:: EXERCISE INPUTS ::

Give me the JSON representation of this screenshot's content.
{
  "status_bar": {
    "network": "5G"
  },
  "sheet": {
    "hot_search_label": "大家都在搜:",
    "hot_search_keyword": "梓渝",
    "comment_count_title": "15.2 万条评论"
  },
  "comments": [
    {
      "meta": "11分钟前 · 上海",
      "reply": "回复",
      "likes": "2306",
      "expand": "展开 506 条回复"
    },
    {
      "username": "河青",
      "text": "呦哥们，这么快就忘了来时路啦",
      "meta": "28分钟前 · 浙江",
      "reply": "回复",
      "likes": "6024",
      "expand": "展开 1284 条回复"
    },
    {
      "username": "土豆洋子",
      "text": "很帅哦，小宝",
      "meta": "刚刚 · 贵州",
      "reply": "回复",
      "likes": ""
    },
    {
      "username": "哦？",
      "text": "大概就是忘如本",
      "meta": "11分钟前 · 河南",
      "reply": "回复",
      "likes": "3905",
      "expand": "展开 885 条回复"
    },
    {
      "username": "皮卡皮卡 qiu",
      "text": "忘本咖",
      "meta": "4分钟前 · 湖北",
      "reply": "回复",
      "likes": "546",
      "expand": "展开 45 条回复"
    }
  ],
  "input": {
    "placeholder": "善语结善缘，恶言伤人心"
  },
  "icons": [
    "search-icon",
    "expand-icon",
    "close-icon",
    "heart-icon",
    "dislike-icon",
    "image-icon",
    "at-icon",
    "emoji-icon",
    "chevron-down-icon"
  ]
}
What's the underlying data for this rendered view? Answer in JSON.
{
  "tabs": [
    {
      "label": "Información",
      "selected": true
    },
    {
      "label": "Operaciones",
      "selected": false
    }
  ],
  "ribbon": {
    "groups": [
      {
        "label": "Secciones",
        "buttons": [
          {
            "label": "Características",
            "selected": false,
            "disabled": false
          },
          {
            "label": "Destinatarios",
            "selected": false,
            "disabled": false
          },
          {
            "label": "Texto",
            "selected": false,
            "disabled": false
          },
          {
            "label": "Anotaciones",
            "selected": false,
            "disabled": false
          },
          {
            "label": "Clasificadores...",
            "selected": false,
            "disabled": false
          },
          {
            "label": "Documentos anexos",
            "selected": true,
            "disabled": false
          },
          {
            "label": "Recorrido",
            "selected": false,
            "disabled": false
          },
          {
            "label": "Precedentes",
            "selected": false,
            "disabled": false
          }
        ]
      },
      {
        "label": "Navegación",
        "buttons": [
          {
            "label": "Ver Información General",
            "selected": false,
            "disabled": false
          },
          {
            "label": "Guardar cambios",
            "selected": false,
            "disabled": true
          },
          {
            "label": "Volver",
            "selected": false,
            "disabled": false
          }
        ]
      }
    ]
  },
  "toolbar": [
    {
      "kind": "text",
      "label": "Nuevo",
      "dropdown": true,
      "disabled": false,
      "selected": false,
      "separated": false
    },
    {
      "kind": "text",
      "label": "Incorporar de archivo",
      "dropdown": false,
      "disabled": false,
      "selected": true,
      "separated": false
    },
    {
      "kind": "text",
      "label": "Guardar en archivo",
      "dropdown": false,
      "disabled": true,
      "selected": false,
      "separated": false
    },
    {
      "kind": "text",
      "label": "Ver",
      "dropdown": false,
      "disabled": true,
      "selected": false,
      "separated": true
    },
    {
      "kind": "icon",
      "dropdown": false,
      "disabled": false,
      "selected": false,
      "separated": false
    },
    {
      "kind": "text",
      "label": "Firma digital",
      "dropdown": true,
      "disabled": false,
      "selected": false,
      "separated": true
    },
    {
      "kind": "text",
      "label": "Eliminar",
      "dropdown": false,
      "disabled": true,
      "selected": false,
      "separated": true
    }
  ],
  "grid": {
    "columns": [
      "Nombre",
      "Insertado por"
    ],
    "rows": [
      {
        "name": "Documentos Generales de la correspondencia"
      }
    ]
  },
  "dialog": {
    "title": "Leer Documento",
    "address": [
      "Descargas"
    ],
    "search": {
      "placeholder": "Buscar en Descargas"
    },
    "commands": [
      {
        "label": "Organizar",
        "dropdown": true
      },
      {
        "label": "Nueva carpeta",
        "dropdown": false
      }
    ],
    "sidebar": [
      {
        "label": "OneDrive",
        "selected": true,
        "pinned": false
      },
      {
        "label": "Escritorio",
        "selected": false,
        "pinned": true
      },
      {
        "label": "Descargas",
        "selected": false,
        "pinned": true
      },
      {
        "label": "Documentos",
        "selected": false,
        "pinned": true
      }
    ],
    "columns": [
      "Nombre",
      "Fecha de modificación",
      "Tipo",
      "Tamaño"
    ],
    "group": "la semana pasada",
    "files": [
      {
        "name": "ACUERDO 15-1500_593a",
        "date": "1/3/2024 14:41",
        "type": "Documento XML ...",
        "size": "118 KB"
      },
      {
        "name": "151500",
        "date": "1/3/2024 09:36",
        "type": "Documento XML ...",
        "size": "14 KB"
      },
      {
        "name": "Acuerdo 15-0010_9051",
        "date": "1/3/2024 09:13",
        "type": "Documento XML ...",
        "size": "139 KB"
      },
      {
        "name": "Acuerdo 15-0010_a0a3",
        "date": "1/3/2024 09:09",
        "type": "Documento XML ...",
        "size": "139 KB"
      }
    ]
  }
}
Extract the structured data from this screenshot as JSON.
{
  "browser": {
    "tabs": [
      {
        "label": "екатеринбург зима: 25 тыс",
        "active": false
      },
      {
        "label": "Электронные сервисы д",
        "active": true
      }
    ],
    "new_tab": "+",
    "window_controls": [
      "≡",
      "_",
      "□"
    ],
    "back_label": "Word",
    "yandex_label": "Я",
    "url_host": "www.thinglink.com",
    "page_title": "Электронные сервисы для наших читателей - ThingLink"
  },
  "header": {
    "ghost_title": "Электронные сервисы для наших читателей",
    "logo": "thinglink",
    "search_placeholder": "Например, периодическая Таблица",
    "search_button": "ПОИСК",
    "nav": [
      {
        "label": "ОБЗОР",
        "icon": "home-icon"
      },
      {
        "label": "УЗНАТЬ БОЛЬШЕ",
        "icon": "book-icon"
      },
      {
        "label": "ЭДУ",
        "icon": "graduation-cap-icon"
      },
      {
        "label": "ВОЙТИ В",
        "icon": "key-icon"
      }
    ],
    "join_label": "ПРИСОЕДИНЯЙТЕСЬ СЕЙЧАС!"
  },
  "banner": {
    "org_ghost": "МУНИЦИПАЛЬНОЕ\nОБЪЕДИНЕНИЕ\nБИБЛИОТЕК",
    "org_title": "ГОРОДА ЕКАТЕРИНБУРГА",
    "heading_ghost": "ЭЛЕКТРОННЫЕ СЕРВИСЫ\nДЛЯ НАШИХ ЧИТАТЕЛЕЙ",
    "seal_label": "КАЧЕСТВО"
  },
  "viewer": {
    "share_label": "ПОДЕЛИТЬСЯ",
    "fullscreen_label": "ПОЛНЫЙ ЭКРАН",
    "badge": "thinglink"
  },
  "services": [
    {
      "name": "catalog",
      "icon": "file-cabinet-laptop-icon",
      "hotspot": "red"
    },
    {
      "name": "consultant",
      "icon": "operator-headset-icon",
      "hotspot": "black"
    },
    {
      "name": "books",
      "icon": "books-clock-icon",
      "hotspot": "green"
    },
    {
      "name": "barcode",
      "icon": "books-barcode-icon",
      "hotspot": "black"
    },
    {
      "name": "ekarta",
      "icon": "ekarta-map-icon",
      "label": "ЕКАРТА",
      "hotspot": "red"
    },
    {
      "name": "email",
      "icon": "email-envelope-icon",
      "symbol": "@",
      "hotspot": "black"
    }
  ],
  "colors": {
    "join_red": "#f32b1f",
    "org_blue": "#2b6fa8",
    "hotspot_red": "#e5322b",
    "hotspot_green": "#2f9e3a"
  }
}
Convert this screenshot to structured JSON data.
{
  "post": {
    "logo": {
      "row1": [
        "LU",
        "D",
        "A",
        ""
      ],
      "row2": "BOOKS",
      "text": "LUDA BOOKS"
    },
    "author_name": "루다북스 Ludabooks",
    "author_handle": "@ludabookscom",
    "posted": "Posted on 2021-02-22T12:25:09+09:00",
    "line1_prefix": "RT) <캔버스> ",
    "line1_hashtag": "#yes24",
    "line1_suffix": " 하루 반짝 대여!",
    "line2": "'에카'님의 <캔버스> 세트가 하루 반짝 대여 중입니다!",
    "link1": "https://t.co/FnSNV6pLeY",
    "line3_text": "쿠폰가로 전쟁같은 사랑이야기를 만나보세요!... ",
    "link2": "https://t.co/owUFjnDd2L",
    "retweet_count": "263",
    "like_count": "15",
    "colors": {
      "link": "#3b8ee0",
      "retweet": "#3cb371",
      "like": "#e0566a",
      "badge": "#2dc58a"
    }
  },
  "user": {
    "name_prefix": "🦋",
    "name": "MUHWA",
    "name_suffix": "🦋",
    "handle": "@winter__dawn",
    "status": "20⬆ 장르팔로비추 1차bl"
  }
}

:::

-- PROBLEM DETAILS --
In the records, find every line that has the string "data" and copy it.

-- EXERCISE SOLUTION --
What's the underlying data for this rendered view? Answer in JSON.
Extract the structured data from this screenshot as JSON.
Convert this screenshot to structured JSON data.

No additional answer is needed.